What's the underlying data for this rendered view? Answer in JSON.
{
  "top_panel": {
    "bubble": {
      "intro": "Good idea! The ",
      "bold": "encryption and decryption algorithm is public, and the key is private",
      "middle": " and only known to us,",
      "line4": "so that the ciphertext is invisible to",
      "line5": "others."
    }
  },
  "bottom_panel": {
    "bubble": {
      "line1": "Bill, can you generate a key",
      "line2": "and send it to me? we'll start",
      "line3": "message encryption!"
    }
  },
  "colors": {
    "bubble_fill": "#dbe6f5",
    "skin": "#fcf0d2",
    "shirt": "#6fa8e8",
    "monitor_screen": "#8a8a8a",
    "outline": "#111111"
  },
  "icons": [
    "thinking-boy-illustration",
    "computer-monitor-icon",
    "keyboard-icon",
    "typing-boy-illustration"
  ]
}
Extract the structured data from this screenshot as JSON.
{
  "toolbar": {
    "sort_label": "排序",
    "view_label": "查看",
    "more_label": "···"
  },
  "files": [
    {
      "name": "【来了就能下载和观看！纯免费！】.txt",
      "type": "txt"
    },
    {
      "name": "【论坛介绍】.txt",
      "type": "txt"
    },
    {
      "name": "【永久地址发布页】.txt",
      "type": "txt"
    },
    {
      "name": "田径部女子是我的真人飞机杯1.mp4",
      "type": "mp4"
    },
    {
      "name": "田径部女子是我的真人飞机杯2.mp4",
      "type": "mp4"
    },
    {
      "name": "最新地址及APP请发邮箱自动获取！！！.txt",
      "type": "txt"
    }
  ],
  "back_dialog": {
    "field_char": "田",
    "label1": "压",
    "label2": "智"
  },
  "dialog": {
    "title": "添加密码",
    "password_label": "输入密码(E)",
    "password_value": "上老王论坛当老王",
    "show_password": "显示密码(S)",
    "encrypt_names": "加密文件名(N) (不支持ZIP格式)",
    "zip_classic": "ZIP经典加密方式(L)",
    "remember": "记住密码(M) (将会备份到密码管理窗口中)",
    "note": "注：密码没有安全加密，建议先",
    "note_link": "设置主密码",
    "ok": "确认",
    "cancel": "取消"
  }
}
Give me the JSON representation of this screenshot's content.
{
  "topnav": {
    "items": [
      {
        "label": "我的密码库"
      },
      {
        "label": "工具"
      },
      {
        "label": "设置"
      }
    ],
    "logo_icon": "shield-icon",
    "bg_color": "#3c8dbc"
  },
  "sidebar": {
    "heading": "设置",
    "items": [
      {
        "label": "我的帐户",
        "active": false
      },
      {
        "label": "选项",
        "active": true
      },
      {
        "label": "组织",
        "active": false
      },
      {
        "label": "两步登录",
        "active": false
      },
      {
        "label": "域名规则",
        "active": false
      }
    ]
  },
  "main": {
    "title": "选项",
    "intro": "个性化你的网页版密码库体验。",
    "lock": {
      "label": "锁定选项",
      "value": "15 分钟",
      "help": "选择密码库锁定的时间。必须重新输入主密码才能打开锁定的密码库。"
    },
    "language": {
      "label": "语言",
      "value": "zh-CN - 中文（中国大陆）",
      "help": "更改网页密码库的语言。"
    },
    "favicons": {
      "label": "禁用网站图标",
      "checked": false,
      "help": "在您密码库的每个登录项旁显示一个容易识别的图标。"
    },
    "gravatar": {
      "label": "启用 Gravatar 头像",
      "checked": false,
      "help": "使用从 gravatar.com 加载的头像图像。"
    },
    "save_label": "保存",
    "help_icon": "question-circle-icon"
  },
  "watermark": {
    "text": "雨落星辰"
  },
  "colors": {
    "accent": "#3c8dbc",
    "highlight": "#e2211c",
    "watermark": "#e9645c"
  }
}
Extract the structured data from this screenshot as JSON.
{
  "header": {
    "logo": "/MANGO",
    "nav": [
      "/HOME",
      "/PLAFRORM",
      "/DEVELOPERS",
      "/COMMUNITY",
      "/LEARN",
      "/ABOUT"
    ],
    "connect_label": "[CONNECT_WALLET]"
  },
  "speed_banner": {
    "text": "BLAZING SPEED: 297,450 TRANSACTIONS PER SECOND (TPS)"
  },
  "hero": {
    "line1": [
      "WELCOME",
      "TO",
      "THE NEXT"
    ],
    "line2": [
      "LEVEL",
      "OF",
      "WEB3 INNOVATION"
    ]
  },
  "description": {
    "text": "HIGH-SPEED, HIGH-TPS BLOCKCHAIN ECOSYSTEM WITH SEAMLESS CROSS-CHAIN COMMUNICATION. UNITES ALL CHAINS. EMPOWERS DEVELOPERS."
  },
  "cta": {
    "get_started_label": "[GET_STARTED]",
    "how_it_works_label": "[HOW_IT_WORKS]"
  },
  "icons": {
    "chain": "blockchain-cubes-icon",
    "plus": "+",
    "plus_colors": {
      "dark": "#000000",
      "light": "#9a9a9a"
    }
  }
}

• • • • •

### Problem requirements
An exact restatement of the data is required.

### Response to the exercise
What's the underlying data for this rendered view? Answer in JSON.
{
  "top_panel": {
    "bubble": {
      "intro": "Good idea! The ",
      "bold": "encryption and decryption algorithm is public, and the key is private",
      "middle": " and only known to us,",
      "line4": "so that the ciphertext is invisible to",
      "line5": "others."
    }
  },
  "bottom_panel": {
    "bubble": {
      "line1": "Bill, can you generate a key",
      "line2": "and send it to me? we'll start",
      "line3": "message encryption!"
    }
  },
  "colors": {
    "bubble_fill": "#dbe6f5",
    "skin": "#fcf0d2",
    "shirt": "#6fa8e8",
    "monitor_screen": "#8a8a8a",
    "outline": "#111111"
  },
  "icons": [
    "thinking-boy-illustration",
    "computer-monitor-icon",
    "keyboard-icon",
    "typing-boy-illustration"
  ]
}
Extract the structured data from this screenshot as JSON.
{
  "toolbar": {
    "sort_label": "排序",
    "view_label": "查看",
    "more_label": "···"
  },
  "files": [
    {
      "name": "【来了就能下载和观看！纯免费！】.txt",
      "type": "txt"
    },
    {
      "name": "【论坛介绍】.txt",
      "type": "txt"
    },
    {
      "name": "【永久地址发布页】.txt",
      "type": "txt"
    },
    {
      "name": "田径部女子是我的真人飞机杯1.mp4",
      "type": "mp4"
    },
    {
      "name": "田径部女子是我的真人飞机杯2.mp4",
      "type": "mp4"
    },
    {
      "name": "最新地址及APP请发邮箱自动获取！！！.txt",
      "type": "txt"
    }
  ],
  "back_dialog": {
    "field_char": "田",
    "label1": "压",
    "label2": "智"
  },
  "dialog": {
    "title": "添加密码",
    "password_label": "输入密码(E)",
    "password_value": "上老王论坛当老王",
    "show_password": "显示密码(S)",
    "encrypt_names": "加密文件名(N) (不支持ZIP格式)",
    "zip_classic": "ZIP经典加密方式(L)",
    "remember": "记住密码(M) (将会备份到密码管理窗口中)",
    "note": "注：密码没有安全加密，建议先",
    "note_link": "设置主密码",
    "ok": "确认",
    "cancel": "取消"
  }
}
Give me the JSON representation of this screenshot's content.
{
  "topnav": {
    "items": [
      {
        "label": "我的密码库"
      },
      {
        "label": "工具"
      },
      {
        "label": "设置"
      }
    ],
    "logo_icon": "shield-icon",
    "bg_color": "#3c8dbc"
  },
  "sidebar": {
    "heading": "设置",
    "items": [
      {
        "label": "我的帐户",
        "active": false
      },
      {
        "label": "选项",
        "active": true
      },
      {
        "label": "组织",
        "active": false
      },
      {
        "label": "两步登录",
        "active": false
      },
      {
        "label": "域名规则",
        "active": false
      }
    ]
  },
  "main": {
    "title": "选项",
    "intro": "个性化你的网页版密码库体验。",
    "lock": {
      "label": "锁定选项",
      "value": "15 分钟",
      "help": "选择密码库锁定的时间。必须重新输入主密码才能打开锁定的密码库。"
    },
    "language": {
      "label": "语言",
      "value": "zh-CN - 中文（中国大陆）",
      "help": "更改网页密码库的语言。"
    },
    "favicons": {
      "label": "禁用网站图标",
      "checked": false,
      "help": "在您密码库的每个登录项旁显示一个容易识别的图标。"
    },
    "gravatar": {
      "label": "启用 Gravatar 头像",
      "checked": false,
      "help": "使用从 gravatar.com 加载的头像图像。"
    },
    "save_label": "保存",
    "help_icon": "question-circle-icon"
  },
  "watermark": {
    "text": "雨落星辰"
  },
  "colors": {
    "accent": "#3c8dbc",
    "highlight": "#e2211c",
    "watermark": "#e9645c"
  }
}
Extract the structured data from this screenshot as JSON.
{
  "header": {
    "logo": "/MANGO",
    "nav": [
      "/HOME",
      "/PLAFRORM",
      "/DEVELOPERS",
      "/COMMUNITY",
      "/LEARN",
      "/ABOUT"
    ],
    "connect_label": "[CONNECT_WALLET]"
  },
  "speed_banner": {
    "text": "BLAZING SPEED: 297,450 TRANSACTIONS PER SECOND (TPS)"
  },
  "hero": {
    "line1": [
      "WELCOME",
      "TO",
      "THE NEXT"
    ],
    "line2": [
      "LEVEL",
      "OF",
      "WEB3 INNOVATION"
    ]
  },
  "description": {
    "text": "HIGH-SPEED, HIGH-TPS BLOCKCHAIN ECOSYSTEM WITH SEAMLESS CROSS-CHAIN COMMUNICATION. UNITES ALL CHAINS. EMPOWERS DEVELOPERS."
  },
  "cta": {
    "get_started_label": "[GET_STARTED]",
    "how_it_works_label": "[HOW_IT_WORKS]"
  },
  "icons": {
    "chain": "blockchain-cubes-icon",
    "plus": "+",
    "plus_colors": {
      "dark": "#000000",
      "light": "#9a9a9a"
    }
  }
}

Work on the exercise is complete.